Government of Patasse (1993-2003)
Civil wars
Until March 2013, the leader of the faction that won the Civil War of 2001-2003, François Bozize, was in power. The greatest danger to the stability of the country is the banditry of various groups claiming political registration in the north of the country.

In 2012-2013, the rebel Seleka coalition operated on the territory of the country. The group carried out military operations against the official authorities and the army of the Central African Republic. Support for the CAR troops is provided by international forces (FOMUK). On the evening of March 24, 2013, the rebels entered the capital of the Central African Republic, and their leader Michel Djotodia proclaimed himself president of the country, promising to organize elections soon, and on April 1 announced the formation of an interim government. In January 2014, he resigned.

On December 5, 2013, the UN Security Council, taking into account the situation in the country, at its 7072nd meeting, adopted resolution 2127 (2013) and imposed UN sanctions against the CAR, including a travel ban on persons designated by the Security Council committee established by resolution 2127 (2013) , arms embargo, mandatory disposal of seized items subject to sanctions, freezing of all funds, other financial assets and economic resources that are available on their territory and are directly or indirectly owned or controlled by individuals or legal entities included by the Committee in the sanctions scroll.

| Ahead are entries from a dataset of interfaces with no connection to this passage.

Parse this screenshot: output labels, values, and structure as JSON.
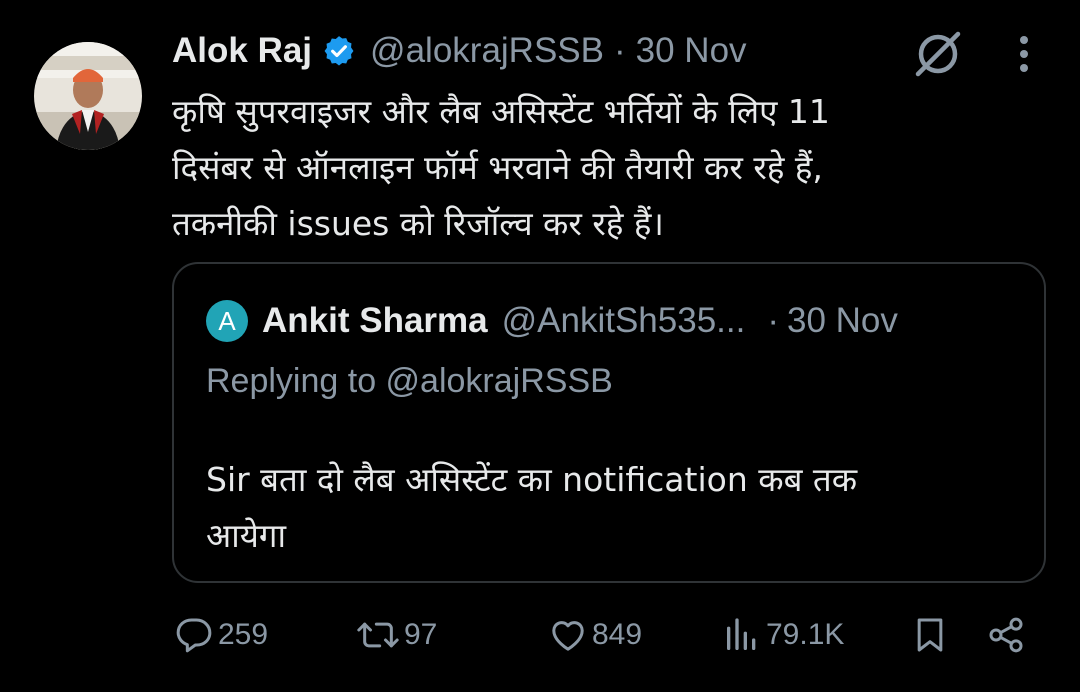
{
  "tweet": {
    "author_name": "Alok Raj",
    "author_handle": "@alokrajRSSB",
    "separator": "·",
    "date": "30 Nov",
    "text_lines": [
      "कृषि सुपरवाइजर और लैब असिस्टेंट भर्तियों के लिए 11",
      "दिसंबर से ऑनलाइन फॉर्म भरवाने की तैयारी कर रहे हैं,",
      "तकनीकी issues को रिजॉल्व कर रहे हैं।"
    ],
    "verified_color": "#1d9bf0"
  },
  "quote": {
    "avatar_letter": "A",
    "avatar_color": "#21a4b6",
    "author_name": "Ankit Sharma",
    "author_handle": "@AnkitSh535...",
    "separator": "·",
    "date": "30 Nov",
    "replying_to": "Replying to @alokrajRSSB",
    "text_lines": [
      "Sir बता दो लैब असिस्टेंट का notification कब तक",
      "आयेगा"
    ]
  },
  "actions": {
    "replies": "259",
    "reposts": "97",
    "likes": "849",
    "views": "79.1K"
  },
  "icons": [
    "grok-icon",
    "more-icon",
    "reply-icon",
    "repost-icon",
    "like-icon",
    "views-icon",
    "bookmark-icon",
    "share-icon"
  ],
  "colors": {
    "background": "#000000",
    "text": "#e7e9ea",
    "muted": "#8b98a5",
    "border": "#2f3336"
  }
}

In February 2016, the rector of the capital's university, Faustin-Archange Touadéra, won the presidential election. Since the beginning of 2018, special forces from Russia have been guarding the president. At the same time, the rearmament of the army with Russian weapons and uniforms began.

In mid-March 2021, according to local deputy Rosny Dekalve Chengaba, militants from Sudan arrive on the territory of the Central African Republic. Armed men from Sudanese Darfur have occupied the town of Thiringula in the northern region of Wakaga.

The Wagner Group and relations with Russia
In March 2018, five Russian military and 170 Russian civilian instructors were sent to the CAR to train local military personnel. Russia has also started implementing prospecting mining concessions in the Central African Republic. In addition to the official military, mercenaries from Russia participate in the CAR, the so-called Wagner group, controlled by Yevgeny Prigozhin.

On August 21, 2018, within the framework of the Army-2018 International Military-Technical Forum, Russian Defense Minister Sergei Shoigu and CAR Minister of National Defense and Army Reconstruction Marie-Noel Koyara signed an Agreement on military cooperation between Russia and the CAR. The Minister of Defense of the Central African Republic, Ms. Marie-Noel Koyara, emphasized Russia's "special role" in the political settlement of the conflict in the country and did not rule out the possibility of deploying a Russian military base in the Central African Republic.

At the end of December 2020, in connection with the activation of illegal armed groups on the eve of the presidential and parliamentary elections, at the request of the government of the Central African Republic, 300 Russian instructors arrived in the country to train the military personnel of the national army. The corresponding notification was submitted by the Russian side to the UN Security Council Committee 2127 on sanctions against the Central African Republic.

By the end of March 2021, the CAR army, with the support of Russian instructors and allies from Rwanda, was able to liberate more than 30 cities. According to the Russian Foreign Ministry on April 19, 2021, there were more than 500 Russian instructors in the CAR. In mid-April of the same year, Russia announced its plans to invest about $11 billion in the CAR economy.

At the end of 2021, the UN Security Council extended and changed the terms of the sanctions against the CAR, lifting the arms embargo on the armed forces of the CAR, but leaving in place the ban on the supply of weapons to other parties to the conflict, changing the conditions for mandatory disposal, an asset freeze and a travel ban for certain persons.